Federal tax refunds up, despite early reports to the contrary | TribLIVE.com
U.S./World

Federal tax refunds up, despite early reports to the contrary

Deb Erdley
897945_web1_WEB-tax-form

With tax day looming a month away, the Washington Post has a good news-bad news report about tax refunds.

First the good news.

Although early reports suggested tax refunds were down anywhere from 8 to 16.8 percent in the first year of the new tax system, more recent reports show the average refund is actually up slightly. As of March 1, federal tax refunds averaged $3,068, compared to an average of $3,046 from the same period last year.

The Internal Revenue Service reported early filers already have collected $142 billion in refunds this year.

Now the depressing news.

The IRS says it is sitting on $1.4 billion owed to 1.2 million taxpayers who have yet to file their 2015 tax returns. The average potential refund owed those non-filers: $879.

Non-filers will have to hustle to claim that bounty. Taxpayers typically have three years to claim a refund. Any 2015 refunds not claimed by this year’s filing deadline defaults to the U.S. Treasury.

Deb Erdley is a Tribune-Review staff writer. You can contact Deb at 724-850-1209, [email protected] or via Twitter .

Categories: News | Top Stories | World
TribLIVE commenting policy

You are solely responsible for your comments and by using TribLive.com you agree to our Terms of Service.

We moderate comments. Our goal is to provide substantive commentary for a general readership. By screening submissions, we provide a space where readers can share intelligent and informed commentary that enhances the quality of our news and information.

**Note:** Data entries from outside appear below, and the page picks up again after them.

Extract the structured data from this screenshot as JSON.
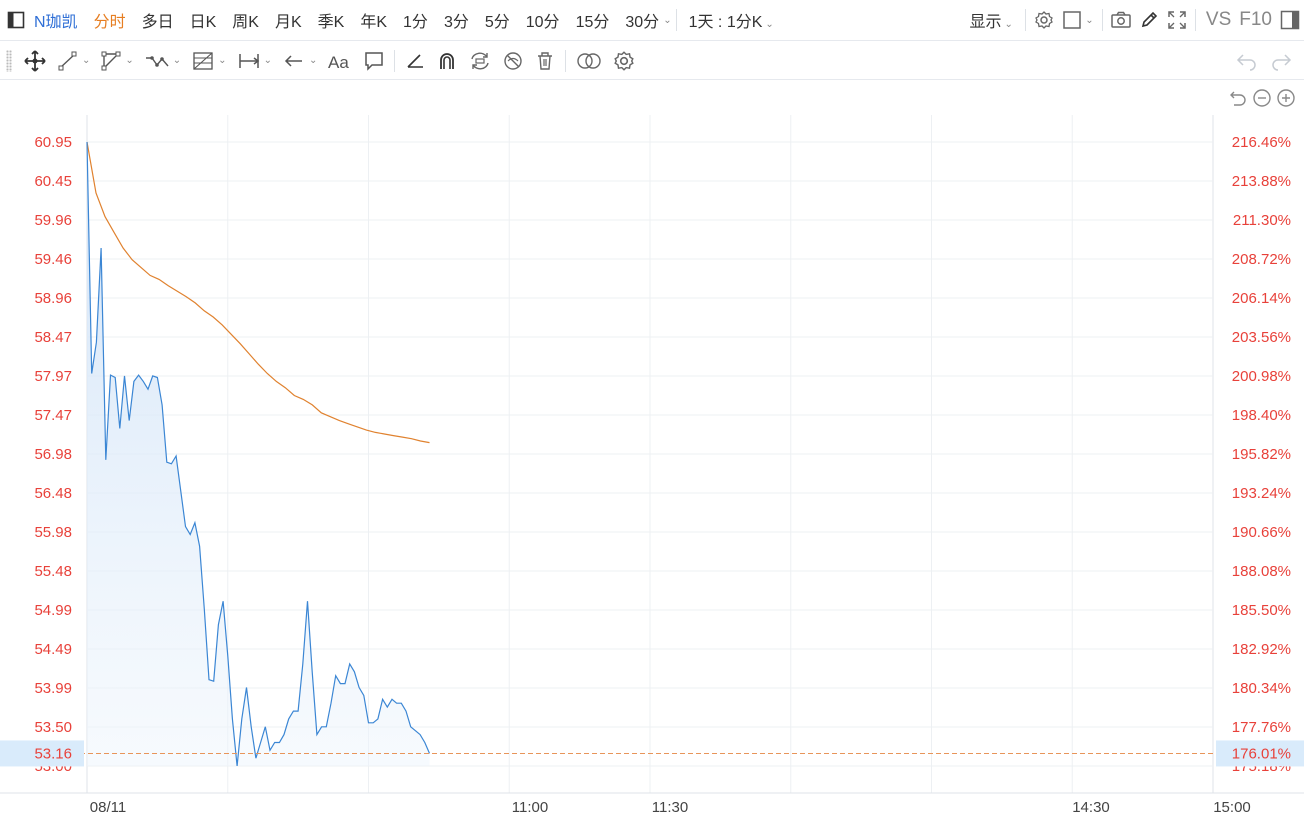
{
  "toolbar": {
    "symbol": "N珈凯",
    "periods": [
      "分时",
      "多日",
      "日K",
      "周K",
      "月K",
      "季K",
      "年K",
      "1分",
      "3分",
      "5分",
      "10分",
      "15分",
      "30分"
    ],
    "active_period": "分时",
    "range_select": "1天 : 1分K",
    "display_label": "显示",
    "vs_label": "VS",
    "f10_label": "F10"
  },
  "colors": {
    "price_line": "#3b86d4",
    "avg_line": "#e0822f",
    "axis_red": "#e8413a",
    "current_price_bg": "#d9ebfb",
    "dashed_ref": "#e8955a",
    "active_period": "#e67e22",
    "active_symbol": "#2f6fd6"
  },
  "chart_data": {
    "type": "line",
    "title": "",
    "x_tick_labels": [
      "08/11",
      "11:00",
      "11:30",
      "14:30",
      "15:00"
    ],
    "left_axis_ticks": [
      "60.95",
      "60.45",
      "59.96",
      "59.46",
      "58.96",
      "58.47",
      "57.97",
      "57.47",
      "56.98",
      "56.48",
      "55.98",
      "55.48",
      "54.99",
      "54.49",
      "53.99",
      "53.50",
      "53.00"
    ],
    "right_axis_ticks": [
      "216.46%",
      "213.88%",
      "211.30%",
      "208.72%",
      "206.14%",
      "203.56%",
      "200.98%",
      "198.40%",
      "195.82%",
      "193.24%",
      "190.66%",
      "188.08%",
      "185.50%",
      "182.92%",
      "180.34%",
      "177.76%",
      "175.18%"
    ],
    "ylim": [
      53.0,
      60.95
    ],
    "session_minutes": 240,
    "current_price": "53.16",
    "current_change": "176.01%",
    "grid": true,
    "series": [
      {
        "name": "",
        "kind": "price",
        "values": [
          60.95,
          58.0,
          58.4,
          59.6,
          56.9,
          57.98,
          57.95,
          57.3,
          57.97,
          57.4,
          57.9,
          57.98,
          57.9,
          57.8,
          57.97,
          57.95,
          57.6,
          56.87,
          56.85,
          56.95,
          56.5,
          56.05,
          55.95,
          56.1,
          55.8,
          55.0,
          54.1,
          54.08,
          54.8,
          55.1,
          54.4,
          53.6,
          53.0,
          53.6,
          54.0,
          53.5,
          53.1,
          53.3,
          53.5,
          53.2,
          53.3,
          53.3,
          53.4,
          53.6,
          53.7,
          53.7,
          54.3,
          55.1,
          54.2,
          53.4,
          53.5,
          53.5,
          53.8,
          54.15,
          54.05,
          54.05,
          54.3,
          54.2,
          54.0,
          53.9,
          53.55,
          53.55,
          53.6,
          53.85,
          53.75,
          53.85,
          53.8,
          53.8,
          53.7,
          53.5,
          53.45,
          53.4,
          53.3,
          53.16
        ]
      },
      {
        "name": "",
        "kind": "average",
        "values": [
          60.95,
          60.3,
          60.0,
          59.8,
          59.6,
          59.45,
          59.35,
          59.25,
          59.2,
          59.12,
          59.05,
          58.98,
          58.9,
          58.8,
          58.72,
          58.62,
          58.5,
          58.38,
          58.25,
          58.12,
          58.0,
          57.9,
          57.82,
          57.72,
          57.67,
          57.6,
          57.5,
          57.45,
          57.4,
          57.36,
          57.32,
          57.28,
          57.25,
          57.23,
          57.21,
          57.19,
          57.17,
          57.14,
          57.12
        ]
      }
    ]
  }
}
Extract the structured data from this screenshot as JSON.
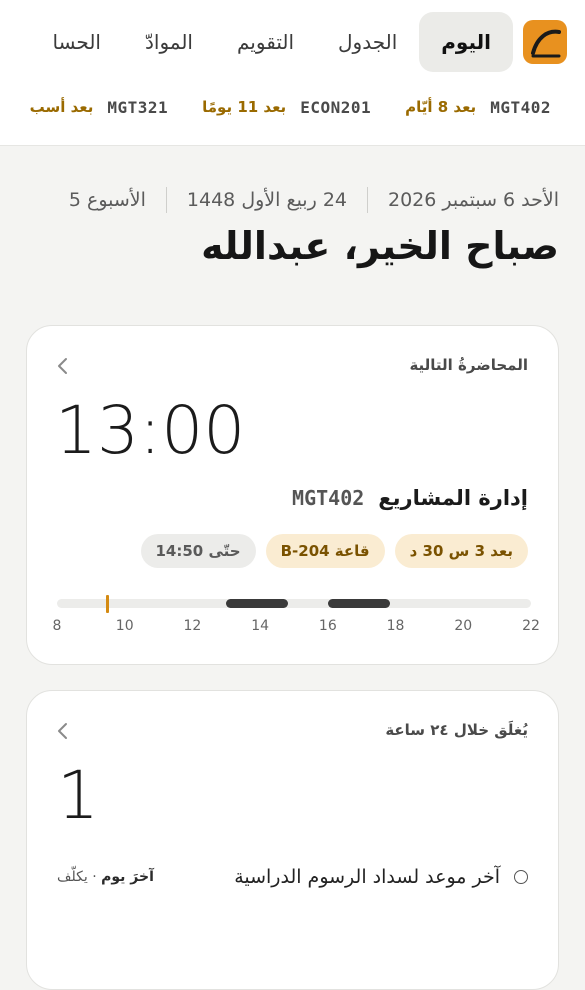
{
  "nav": {
    "logo_icon": "app-logo-icon",
    "tabs": [
      {
        "label": "اليوم",
        "active": true
      },
      {
        "label": "الجدول",
        "active": false
      },
      {
        "label": "التقويم",
        "active": false
      },
      {
        "label": "الموادّ",
        "active": false
      },
      {
        "label": "الحسا",
        "active": false
      }
    ]
  },
  "deadlines": [
    {
      "course": "MGT402",
      "due": "بعد 8 أيّام"
    },
    {
      "course": "ECON201",
      "due": "بعد 11 يومًا"
    },
    {
      "course": "MGT321",
      "due": "بعد أسب"
    }
  ],
  "date": {
    "gregorian": "الأحد 6 سبتمبر 2026",
    "hijri": "24 ربيع الأول 1448",
    "week": "الأسبوع 5"
  },
  "greeting": "صباح الخير، عبدالله",
  "next_lecture": {
    "label": "المحاضرةُ التالية",
    "time": "13:00",
    "course_code": "MGT402",
    "course_name": "إدارة المشاريع",
    "chips": {
      "starts_in": "بعد 3 س 30 د",
      "room": "قاعة B-204",
      "until": "حتّى 14:50"
    },
    "timeline": {
      "ticks": [
        "8",
        "10",
        "12",
        "14",
        "16",
        "18",
        "20",
        "22"
      ],
      "range": [
        8,
        22
      ],
      "now_hour": 9.5,
      "blocks": [
        [
          13.0,
          14.83
        ],
        [
          16.0,
          17.83
        ]
      ],
      "accent_color": "#d48a12"
    }
  },
  "closing_soon": {
    "label": "يُغلَق خلال ٢٤ ساعة",
    "count": "1",
    "task": {
      "title": "آخر موعد لسداد الرسوم الدراسية",
      "day": "آخرَ يوم",
      "note": " · يكلّف"
    }
  },
  "colors": {
    "accent": "#e8911f",
    "warm_text": "#9a6a00"
  }
}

While most comments will be posted if they are on-topic and not abusive, moderating decisions are subjective. We will make them as carefully and consistently as we can. Because of the volume of reader comments, we cannot review individual moderation decisions with readers.

We value thoughtful comments representing a range of views that make their point quickly and politely. We make an effort to protect discussions from repeated comments either by the same reader or different readers

We follow the same standards for taste as the daily newspaper. A few things we won't tolerate: personal attacks, obscenity, vulgarity, profanity (including expletives and letters followed by dashes), commercial promotion, impersonations, incoherence, proselytizing and SHOUTING. Don't include URLs to Web sites.

We do not edit comments. They are either approved or deleted. We reserve the right to edit a comment that is quoted or excerpted in an article. In this case, we may fix spelling and punctuation.

We welcome strong opinions and criticism of our work, but we don't want comments to become bogged down with discussions of our policies and we will moderate accordingly.

We appreciate it when readers and people quoted in articles or blog posts point out errors of fact or emphasis and will investigate all assertions. But these suggestions should be sent via e-mail. To avoid distracting other readers, we won't publish comments that suggest a correction. Instead, corrections will be made in a blog post or in an article.